Now I can go days, weeks even, without having that awareness of his presence. It’s getting harder and harder to be sincere in my work, and occasionally I forget why I do it. When I doubt myself or when I doubt Him, it’s a struggle to sing like I used to, or even just bask in his warmth. I know he’s still here, but it shouldn’t be his sole responsibility to tap into our connection. For so long, I relied on him to be the spark of inspiration necessary for my devotionals, that I forgot my role in our relationship. I can just as easily reach out to him, instead of waiting for him to reach out to me—I just refused to, be it because of my lack of faith, or my skepticism, or my lingering doubts.

And that, I see now, is where daily or ritualized devotionals come into play. While it may not be as heartfelt as spontaneous devotionals, it too serves its own purpose—and in my case, that purpose is to remind me of my patronage.

It is to remind me of the work I’ve done, the obstacles I’ve overcome, the experiences I’ve had, and the love I’ve felt. It’s a reminder of how far I’ve come, both as a person, and as a devotee.

And, I think He appreciates this just as much as spontaneous devotionals, if not more. With spontaneous devotionals, they’re usually always in the form of praise, honor, and thanks-giving.
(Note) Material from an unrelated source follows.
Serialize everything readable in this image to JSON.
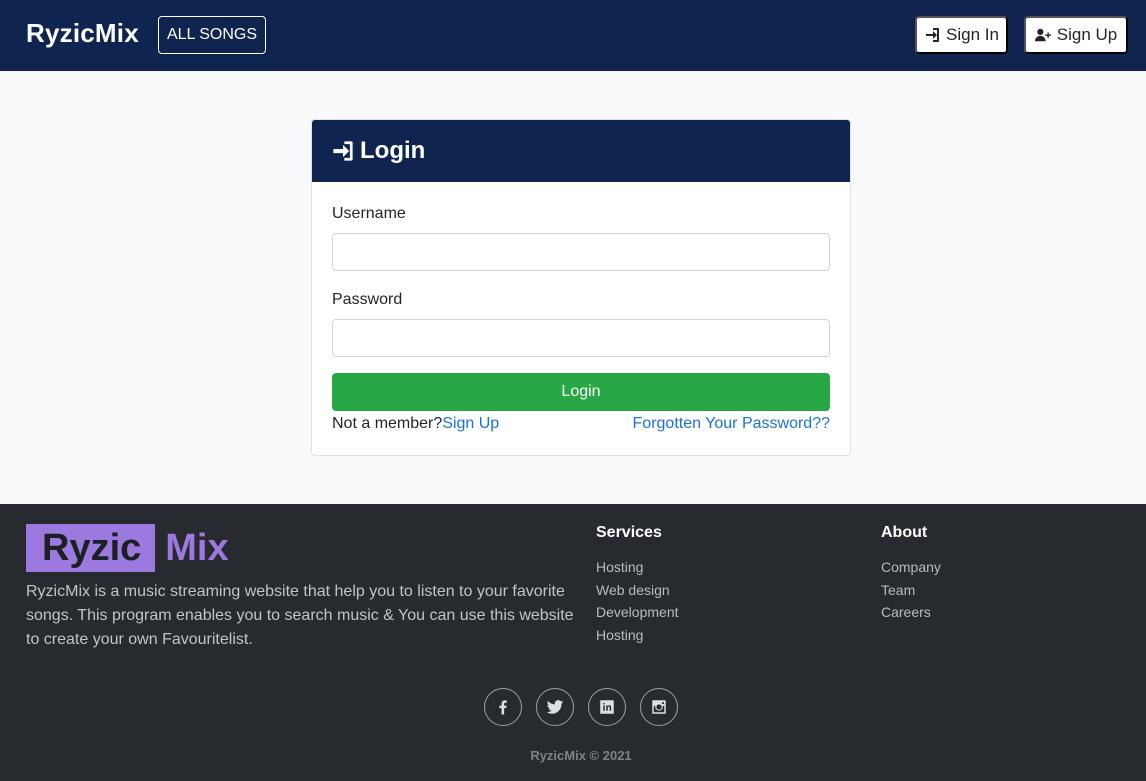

Because he sees us as equals, this doesn’t always jive well with him. I think he tolerates it because it is what I grew up with, and is all I’ve ever known in terms of how to honor one’s god. That being said, he has broken me out habits that he sees as totally unacceptable, such as kneeling while praying.  Even thanking him too often or for little things has gotten me scolded before, so I’ve learned to restrain myself.

Like I said, it requires work from both ends of the relationship.